Measures LAN Must Take For TAM Takeover
Chile's antitrust tribunal on Wednesday approved LAN Airlines' takeover of Brazilian carrier TAM. The merged airline must comply with a host of mitigation measures. Here are a few of the measures the tribunal has asked LAN to comply with for the merger to be approved:
The TDLC has requested the merged airline approve so-called "interline" agreements with other airlines interested in operating the key routes of Santiago to Sao Paulo, Santiago to Rio de Janeiro and potentially Santiago to Asuncion.
The regulator also would prohibit the new LATAM Airlines Group from increasing its number of monthly seats on the Santiago to Sao Paulo route within 15 minutes of slots ceded to competing airlines. Additionally, LAN has been asked to cede four of its flights to Lima to other Chilean airlines. Chile's regulator has also requested that LAN facilitate the entry of non-Chilean airlines into the domestic market.
LAN would have to cede four pairs of daily slots at Sao Paulo's Guarulhos airport to other carriers interested in launching flights or increasing their operations on the Santiago to Sao Paulo route, the TDLC has ruled. The regulator has also asked LAN to facilitate other airlines' access to Sao Paulo's Guarulhos airport and Santiago's Arturo Merino Benitez airport.
LAN or TAM would have to renounce at least one of the two global alliances to which they currently belong, according to the regulator's ruling. The merged airline would also have to end or revise its agreements with airlines that don't participate in the same alliances on some indicated routes.

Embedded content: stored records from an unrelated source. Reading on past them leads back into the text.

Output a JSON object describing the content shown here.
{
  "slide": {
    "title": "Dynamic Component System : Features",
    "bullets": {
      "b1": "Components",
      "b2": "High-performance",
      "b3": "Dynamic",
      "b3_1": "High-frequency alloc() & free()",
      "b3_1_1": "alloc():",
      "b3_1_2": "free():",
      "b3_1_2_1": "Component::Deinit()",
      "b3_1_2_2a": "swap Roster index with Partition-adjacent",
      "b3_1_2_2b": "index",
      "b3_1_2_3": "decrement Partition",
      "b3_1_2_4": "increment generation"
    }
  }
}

Passengers flying on other carriers would have to be able to accumulate LATAM frequent flyer miles, according to TDLC guidelines.
The merged airline would not be able to give incentives or commissions to travel agents or distributors to boost sales.
LAN would have to modify its auto-regulation plan according to the TDLC's resolution.
TICKET AND CARGO PRICES
LAN and TAM would not be able to increase cargo prices or ticket fares on the Santiago to Sao Paulo and Santiago to Rio de Janeiro routes until they had ceded four pairs of daily slots at Sao Paulo's Guarulhos airport.
The merged LATAM Airlines would have to maintain at least 12 directly operated return flights to the United States each week from Chile as well as seven direct daily return flights to Europe until it had ceded the four pairs of daily slots at Guarulhos.